Segment Start: EXTRACTED ENTRIES
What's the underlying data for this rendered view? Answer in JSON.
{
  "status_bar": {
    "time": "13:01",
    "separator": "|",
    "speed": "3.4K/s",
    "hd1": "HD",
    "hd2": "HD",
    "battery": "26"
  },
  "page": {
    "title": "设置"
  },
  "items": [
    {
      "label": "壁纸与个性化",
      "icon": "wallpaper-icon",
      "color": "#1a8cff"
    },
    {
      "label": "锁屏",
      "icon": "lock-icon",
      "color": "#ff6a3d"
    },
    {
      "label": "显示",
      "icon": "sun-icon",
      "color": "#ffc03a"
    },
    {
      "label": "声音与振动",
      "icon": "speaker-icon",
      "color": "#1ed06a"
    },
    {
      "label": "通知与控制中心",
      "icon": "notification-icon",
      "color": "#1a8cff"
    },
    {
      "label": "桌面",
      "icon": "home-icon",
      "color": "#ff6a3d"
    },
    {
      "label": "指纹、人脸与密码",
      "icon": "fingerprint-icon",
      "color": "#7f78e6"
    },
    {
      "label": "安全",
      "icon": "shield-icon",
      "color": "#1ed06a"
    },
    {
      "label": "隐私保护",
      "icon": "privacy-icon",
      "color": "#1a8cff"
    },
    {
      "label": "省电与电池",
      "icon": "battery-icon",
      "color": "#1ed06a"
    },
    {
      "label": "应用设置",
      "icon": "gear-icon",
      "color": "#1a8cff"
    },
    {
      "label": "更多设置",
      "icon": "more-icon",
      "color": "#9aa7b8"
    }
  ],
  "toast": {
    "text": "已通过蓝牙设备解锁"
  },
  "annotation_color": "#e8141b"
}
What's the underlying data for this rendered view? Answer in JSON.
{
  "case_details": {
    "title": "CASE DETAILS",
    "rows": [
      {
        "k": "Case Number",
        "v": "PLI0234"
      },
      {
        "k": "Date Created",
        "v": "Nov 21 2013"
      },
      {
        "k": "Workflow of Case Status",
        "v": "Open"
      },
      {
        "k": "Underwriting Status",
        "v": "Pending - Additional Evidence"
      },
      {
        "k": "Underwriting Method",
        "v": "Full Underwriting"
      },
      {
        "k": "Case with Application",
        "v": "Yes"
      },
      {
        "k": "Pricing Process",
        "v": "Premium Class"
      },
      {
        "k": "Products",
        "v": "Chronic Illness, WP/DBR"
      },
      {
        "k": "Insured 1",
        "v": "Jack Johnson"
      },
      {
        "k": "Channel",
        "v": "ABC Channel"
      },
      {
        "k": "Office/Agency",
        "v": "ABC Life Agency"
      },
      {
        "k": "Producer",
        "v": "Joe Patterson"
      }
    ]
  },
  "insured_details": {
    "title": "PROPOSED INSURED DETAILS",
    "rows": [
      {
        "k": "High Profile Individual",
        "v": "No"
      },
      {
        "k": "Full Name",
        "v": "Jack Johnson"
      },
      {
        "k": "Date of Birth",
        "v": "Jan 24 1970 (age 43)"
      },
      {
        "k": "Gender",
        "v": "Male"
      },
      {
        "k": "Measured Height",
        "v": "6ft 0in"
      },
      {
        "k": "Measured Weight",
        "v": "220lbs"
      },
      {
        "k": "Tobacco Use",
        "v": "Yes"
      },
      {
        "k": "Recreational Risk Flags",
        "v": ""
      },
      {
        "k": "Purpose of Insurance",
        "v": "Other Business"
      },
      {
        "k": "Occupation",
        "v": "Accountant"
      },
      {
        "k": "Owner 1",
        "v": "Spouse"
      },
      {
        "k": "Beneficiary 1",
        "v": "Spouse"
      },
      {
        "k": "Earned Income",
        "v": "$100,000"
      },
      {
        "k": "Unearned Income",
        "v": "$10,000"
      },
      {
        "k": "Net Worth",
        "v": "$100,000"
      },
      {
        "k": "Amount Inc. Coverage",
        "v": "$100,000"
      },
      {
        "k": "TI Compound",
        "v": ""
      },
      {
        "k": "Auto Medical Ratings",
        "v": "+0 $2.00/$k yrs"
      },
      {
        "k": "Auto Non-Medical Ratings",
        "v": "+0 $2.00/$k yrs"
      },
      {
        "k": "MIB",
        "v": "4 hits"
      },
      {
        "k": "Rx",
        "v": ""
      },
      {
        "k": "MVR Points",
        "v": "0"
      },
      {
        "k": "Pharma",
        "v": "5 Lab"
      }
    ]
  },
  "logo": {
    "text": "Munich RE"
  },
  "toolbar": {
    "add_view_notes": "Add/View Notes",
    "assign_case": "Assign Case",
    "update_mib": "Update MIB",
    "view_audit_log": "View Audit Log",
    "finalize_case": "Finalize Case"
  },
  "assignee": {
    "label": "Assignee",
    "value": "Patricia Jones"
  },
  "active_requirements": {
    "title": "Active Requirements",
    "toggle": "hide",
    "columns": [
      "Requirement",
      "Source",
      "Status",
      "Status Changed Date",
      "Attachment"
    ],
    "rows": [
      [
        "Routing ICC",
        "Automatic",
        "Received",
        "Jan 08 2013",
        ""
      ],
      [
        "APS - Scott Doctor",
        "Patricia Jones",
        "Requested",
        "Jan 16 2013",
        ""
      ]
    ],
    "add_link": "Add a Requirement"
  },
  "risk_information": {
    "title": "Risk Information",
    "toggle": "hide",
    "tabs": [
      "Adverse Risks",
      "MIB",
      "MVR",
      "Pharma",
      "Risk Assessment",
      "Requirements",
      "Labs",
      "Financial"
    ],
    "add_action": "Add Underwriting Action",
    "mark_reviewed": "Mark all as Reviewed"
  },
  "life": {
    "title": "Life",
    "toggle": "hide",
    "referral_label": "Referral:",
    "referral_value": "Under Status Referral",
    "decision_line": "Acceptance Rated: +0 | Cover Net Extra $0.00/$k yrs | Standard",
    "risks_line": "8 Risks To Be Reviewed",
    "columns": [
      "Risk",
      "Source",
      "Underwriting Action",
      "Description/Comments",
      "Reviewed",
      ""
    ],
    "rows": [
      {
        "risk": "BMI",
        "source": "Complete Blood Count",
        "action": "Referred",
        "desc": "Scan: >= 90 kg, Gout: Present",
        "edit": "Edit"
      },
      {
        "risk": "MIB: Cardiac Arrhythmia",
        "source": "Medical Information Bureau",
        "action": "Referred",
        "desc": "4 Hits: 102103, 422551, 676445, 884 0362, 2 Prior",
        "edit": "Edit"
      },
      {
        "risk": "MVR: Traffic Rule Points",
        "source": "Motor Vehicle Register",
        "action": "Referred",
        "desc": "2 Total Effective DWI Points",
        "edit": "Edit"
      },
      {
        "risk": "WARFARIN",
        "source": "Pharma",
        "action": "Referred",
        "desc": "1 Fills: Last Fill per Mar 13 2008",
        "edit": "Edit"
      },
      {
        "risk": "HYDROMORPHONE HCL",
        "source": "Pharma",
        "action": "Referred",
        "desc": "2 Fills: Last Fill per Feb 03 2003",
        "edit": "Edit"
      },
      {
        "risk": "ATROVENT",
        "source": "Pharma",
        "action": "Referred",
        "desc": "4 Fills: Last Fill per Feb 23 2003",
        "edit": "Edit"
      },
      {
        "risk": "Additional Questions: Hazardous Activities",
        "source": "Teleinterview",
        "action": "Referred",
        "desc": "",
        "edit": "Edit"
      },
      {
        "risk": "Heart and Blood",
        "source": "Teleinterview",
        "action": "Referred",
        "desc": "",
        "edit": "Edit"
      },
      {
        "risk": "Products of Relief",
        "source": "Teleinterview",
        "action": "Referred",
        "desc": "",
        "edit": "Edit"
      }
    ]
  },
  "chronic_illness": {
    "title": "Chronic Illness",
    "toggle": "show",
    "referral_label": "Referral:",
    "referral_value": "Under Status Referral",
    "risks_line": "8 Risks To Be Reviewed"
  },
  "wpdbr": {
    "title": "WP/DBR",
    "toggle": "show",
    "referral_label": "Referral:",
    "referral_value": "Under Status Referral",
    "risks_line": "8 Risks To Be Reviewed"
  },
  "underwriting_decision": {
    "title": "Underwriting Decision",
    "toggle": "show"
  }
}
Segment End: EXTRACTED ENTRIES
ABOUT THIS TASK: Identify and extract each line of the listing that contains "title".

ANSWER:
    "title": "设置"
    "title": "CASE DETAILS",
    "title": "PROPOSED INSURED DETAILS",
    "title": "Active Requirements",
    "title": "Risk Information",
    "title": "Life",
    "title": "Chronic Illness",
    "title": "WP/DBR",
    "title": "Underwriting Decision",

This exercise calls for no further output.